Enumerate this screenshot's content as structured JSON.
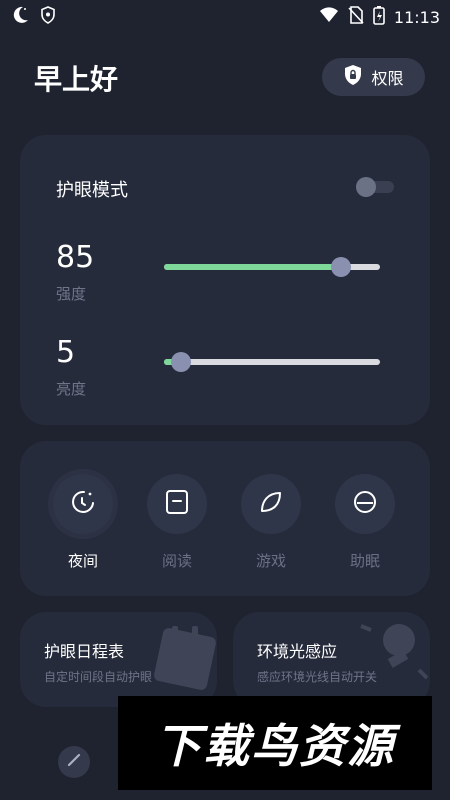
{
  "status_bar": {
    "time": "11:13",
    "icons": [
      "moon-icon",
      "shield-small-icon",
      "wifi-icon",
      "no-sim-icon",
      "battery-charging-icon"
    ]
  },
  "header": {
    "greeting": "早上好",
    "permission_label": "权限",
    "permission_icon": "shield-lock-icon"
  },
  "eye_care": {
    "title": "护眼模式",
    "toggle_on": false,
    "strength": {
      "value": "85",
      "label": "强度",
      "level": 0.82
    },
    "brightness": {
      "value": "5",
      "label": "亮度",
      "level": 0.08
    }
  },
  "modes": [
    {
      "label": "夜间",
      "icon": "moon-clock-icon",
      "active": true
    },
    {
      "label": "阅读",
      "icon": "book-icon",
      "active": false
    },
    {
      "label": "游戏",
      "icon": "leaf-icon",
      "active": false
    },
    {
      "label": "助眠",
      "icon": "sleep-icon",
      "active": false
    }
  ],
  "schedule": {
    "title": "护眼日程表",
    "desc": "自定时间段自动护眼"
  },
  "ambient": {
    "title": "环境光感应",
    "desc": "感应环境光线自动开关"
  },
  "watermark": "下载鸟资源",
  "colors": {
    "background": "#1f2330",
    "card": "#262b3b",
    "accent_green": "#7ed89a",
    "thumb": "#8a90b0"
  }
}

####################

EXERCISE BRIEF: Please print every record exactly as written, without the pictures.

ANSWER TO THIS TASK:
Enumerate this screenshot's content as structured JSON.
{
  "status_bar": {
    "time": "11:13",
    "icons": [
      "moon-icon",
      "shield-small-icon",
      "wifi-icon",
      "no-sim-icon",
      "battery-charging-icon"
    ]
  },
  "header": {
    "greeting": "早上好",
    "permission_label": "权限",
    "permission_icon": "shield-lock-icon"
  },
  "eye_care": {
    "title": "护眼模式",
    "toggle_on": false,
    "strength": {
      "value": "85",
      "label": "强度",
      "level": 0.82
    },
    "brightness": {
      "value": "5",
      "label": "亮度",
      "level": 0.08
    }
  },
  "modes": [
    {
      "label": "夜间",
      "icon": "moon-clock-icon",
      "active": true
    },
    {
      "label": "阅读",
      "icon": "book-icon",
      "active": false
    },
    {
      "label": "游戏",
      "icon": "leaf-icon",
      "active": false
    },
    {
      "label": "助眠",
      "icon": "sleep-icon",
      "active": false
    }
  ],
  "schedule": {
    "title": "护眼日程表",
    "desc": "自定时间段自动护眼"
  },
  "ambient": {
    "title": "环境光感应",
    "desc": "感应环境光线自动开关"
  },
  "watermark": "下载鸟资源",
  "colors": {
    "background": "#1f2330",
    "card": "#262b3b",
    "accent_green": "#7ed89a",
    "thumb": "#8a90b0"
  }
}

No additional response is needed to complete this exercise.